With every picture left out, restate the listing below exactly as written.

--- Raw data Enclosed Below ---

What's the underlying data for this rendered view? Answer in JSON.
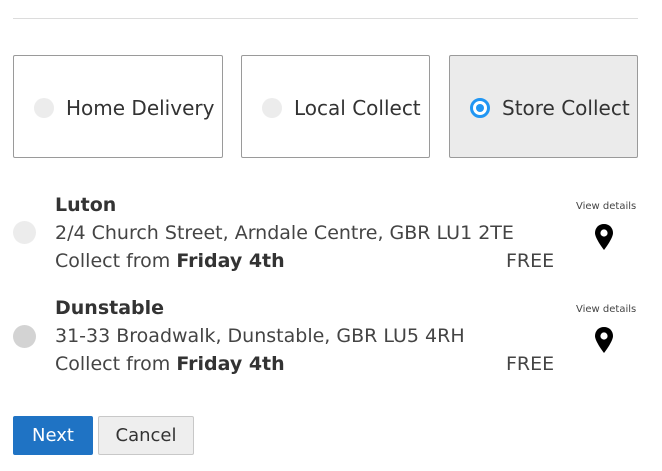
{
  "delivery_options": [
    {
      "label": "Home Delivery",
      "selected": false
    },
    {
      "label": "Local Collect",
      "selected": false
    },
    {
      "label": "Store Collect",
      "selected": true
    }
  ],
  "stores": [
    {
      "name": "Luton",
      "address": "2/4 Church Street, Arndale Centre, GBR LU1 2TE",
      "collect_prefix": "Collect from",
      "collect_day": "Friday 4th",
      "price": "FREE",
      "details_link": "View details",
      "pin_icon": "map-pin-icon"
    },
    {
      "name": "Dunstable",
      "address": "31-33 Broadwalk, Dunstable, GBR LU5 4RH",
      "collect_prefix": "Collect from",
      "collect_day": "Friday 4th",
      "price": "FREE",
      "details_link": "View details",
      "pin_icon": "map-pin-icon"
    }
  ],
  "buttons": {
    "next": "Next",
    "cancel": "Cancel"
  },
  "colors": {
    "accent": "#2196f3",
    "primary_button": "#1f73c4"
  }
}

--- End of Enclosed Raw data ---

• Expected answer
What's the underlying data for this rendered view? Answer in JSON.
{
  "delivery_options": [
    {
      "label": "Home Delivery",
      "selected": false
    },
    {
      "label": "Local Collect",
      "selected": false
    },
    {
      "label": "Store Collect",
      "selected": true
    }
  ],
  "stores": [
    {
      "name": "Luton",
      "address": "2/4 Church Street, Arndale Centre, GBR LU1 2TE",
      "collect_prefix": "Collect from",
      "collect_day": "Friday 4th",
      "price": "FREE",
      "details_link": "View details",
      "pin_icon": "map-pin-icon"
    },
    {
      "name": "Dunstable",
      "address": "31-33 Broadwalk, Dunstable, GBR LU5 4RH",
      "collect_prefix": "Collect from",
      "collect_day": "Friday 4th",
      "price": "FREE",
      "details_link": "View details",
      "pin_icon": "map-pin-icon"
    }
  ],
  "buttons": {
    "next": "Next",
    "cancel": "Cancel"
  },
  "colors": {
    "accent": "#2196f3",
    "primary_button": "#1f73c4"
  }
}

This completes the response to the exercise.